- **WHAT YOU HAVE TO DO**: Extract from the listing each line in which the word "plot" appears.

- **SUPPLIED DATA**:
========================================================================
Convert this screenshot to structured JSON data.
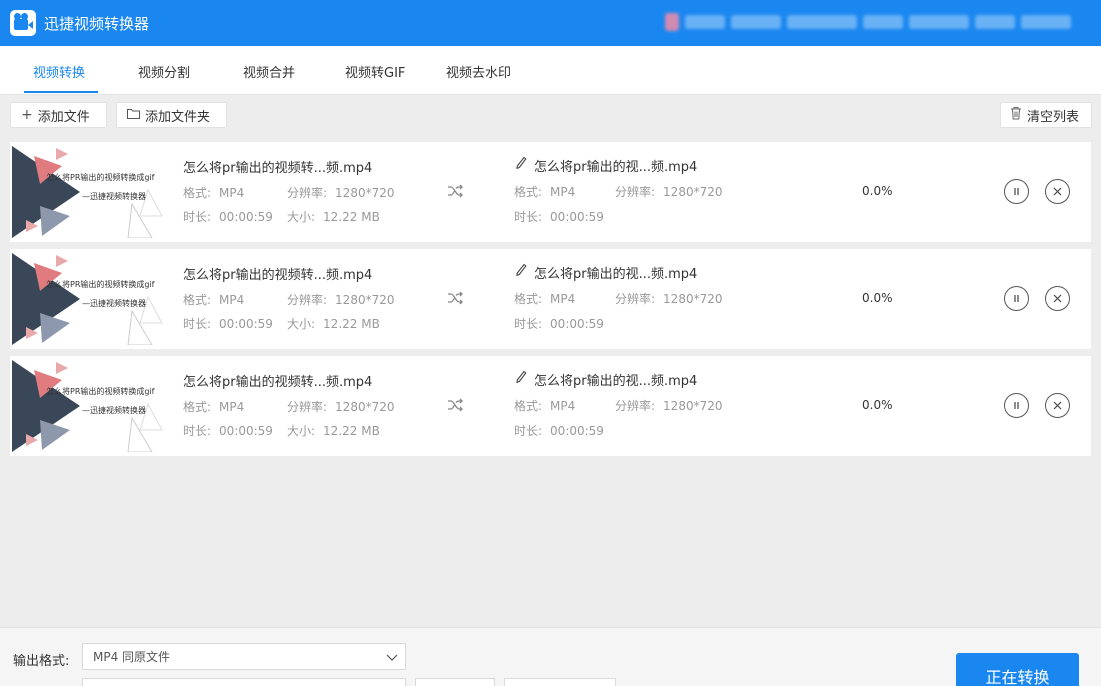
{
  "app": {
    "title": "迅捷视频转换器"
  },
  "tabs": [
    {
      "label": "视频转换",
      "active": true
    },
    {
      "label": "视频分割"
    },
    {
      "label": "视频合并"
    },
    {
      "label": "视频转GIF"
    },
    {
      "label": "视频去水印"
    }
  ],
  "toolbar": {
    "add_file": "添加文件",
    "add_folder": "添加文件夹",
    "clear_list": "清空列表"
  },
  "files": [
    {
      "thumb_line1": "怎么将PR输出的视频转换成gif",
      "thumb_line2": "—迅捷视频转换器",
      "source_name": "怎么将pr输出的视频转...频.mp4",
      "format_label": "格式:",
      "format": "MP4",
      "resolution_label": "分辨率:",
      "resolution": "1280*720",
      "duration_label": "时长:",
      "duration": "00:00:59",
      "size_label": "大小:",
      "size": "12.22 MB",
      "output_name": "怎么将pr输出的视...频.mp4",
      "out_format": "MP4",
      "out_resolution": "1280*720",
      "out_duration": "00:00:59",
      "progress": "0.0%"
    },
    {
      "thumb_line1": "怎么将PR输出的视频转换成gif",
      "thumb_line2": "—迅捷视频转换器",
      "source_name": "怎么将pr输出的视频转...频.mp4",
      "format_label": "格式:",
      "format": "MP4",
      "resolution_label": "分辨率:",
      "resolution": "1280*720",
      "duration_label": "时长:",
      "duration": "00:00:59",
      "size_label": "大小:",
      "size": "12.22 MB",
      "output_name": "怎么将pr输出的视...频.mp4",
      "out_format": "MP4",
      "out_resolution": "1280*720",
      "out_duration": "00:00:59",
      "progress": "0.0%"
    },
    {
      "thumb_line1": "怎么将PR输出的视频转换成gif",
      "thumb_line2": "—迅捷视频转换器",
      "source_name": "怎么将pr输出的视频转...频.mp4",
      "format_label": "格式:",
      "format": "MP4",
      "resolution_label": "分辨率:",
      "resolution": "1280*720",
      "duration_label": "时长:",
      "duration": "00:00:59",
      "size_label": "大小:",
      "size": "12.22 MB",
      "output_name": "怎么将pr输出的视...频.mp4",
      "out_format": "MP4",
      "out_resolution": "1280*720",
      "out_duration": "00:00:59",
      "progress": "0.0%"
    }
  ],
  "output": {
    "label": "输出格式:",
    "selected": "MP4  同原文件"
  },
  "convert_button": "正在转换",
  "colors": {
    "accent": "#1a87f0",
    "background": "#ededed"
  }
}
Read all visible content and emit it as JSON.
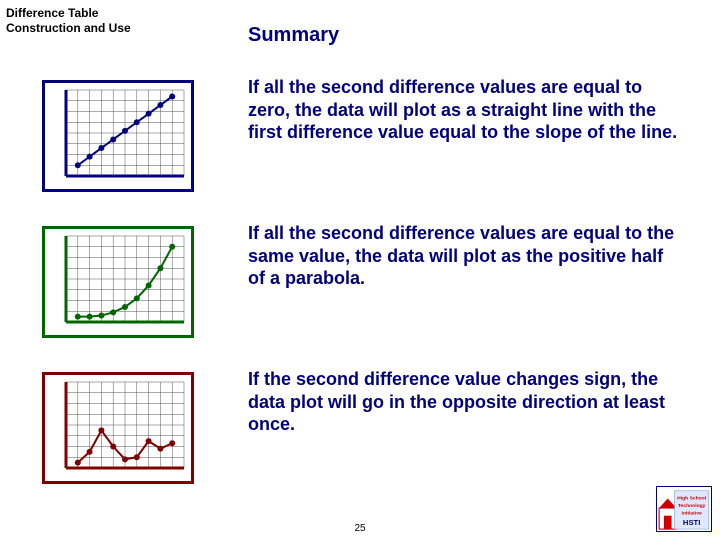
{
  "header": {
    "line1": "Difference Table",
    "line2": "Construction and Use",
    "title": "Summary"
  },
  "sections": [
    {
      "color": "navy",
      "text": "If all the second difference values are equal to zero, the data will plot as a straight line with the first difference value equal to the slope of the line."
    },
    {
      "color": "green",
      "text": "If all the second difference values are equal to the same value, the data will plot as the positive half of a parabola."
    },
    {
      "color": "red",
      "text": "If the second difference value changes sign, the data plot will go in the opposite direction at least once."
    }
  ],
  "chart_data": [
    {
      "type": "line",
      "title": "linear",
      "x": [
        1,
        2,
        3,
        4,
        5,
        6,
        7,
        8,
        9
      ],
      "y": [
        1,
        1.8,
        2.6,
        3.4,
        4.2,
        5.0,
        5.8,
        6.6,
        7.4
      ],
      "color": "#000080",
      "xlim": [
        0,
        10
      ],
      "ylim": [
        0,
        8
      ]
    },
    {
      "type": "line",
      "title": "parabola-half",
      "x": [
        1,
        2,
        3,
        4,
        5,
        6,
        7,
        8,
        9
      ],
      "y": [
        0.5,
        0.5,
        0.6,
        0.9,
        1.4,
        2.2,
        3.4,
        5.0,
        7.0
      ],
      "color": "#006600",
      "xlim": [
        0,
        10
      ],
      "ylim": [
        0,
        8
      ]
    },
    {
      "type": "line",
      "title": "sign-change",
      "x": [
        1,
        2,
        3,
        4,
        5,
        6,
        7,
        8,
        9
      ],
      "y": [
        0.5,
        1.5,
        3.5,
        2.0,
        0.8,
        1.0,
        2.5,
        1.8,
        2.3
      ],
      "color": "#800000",
      "xlim": [
        0,
        10
      ],
      "ylim": [
        0,
        8
      ]
    }
  ],
  "page_number": "25",
  "logo": {
    "line1": "High School",
    "line2": "Technology",
    "line3": "Initiative"
  }
}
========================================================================
- **EXERCISE RESULT**:
      "text": "If all the second difference values are equal to zero, the data will plot as a straight line with the first difference value equal to the slope of the line."
      "text": "If all the second difference values are equal to the same value, the data will plot as the positive half of a parabola."
      "text": "If the second difference value changes sign, the data plot will go in the opposite direction at least once."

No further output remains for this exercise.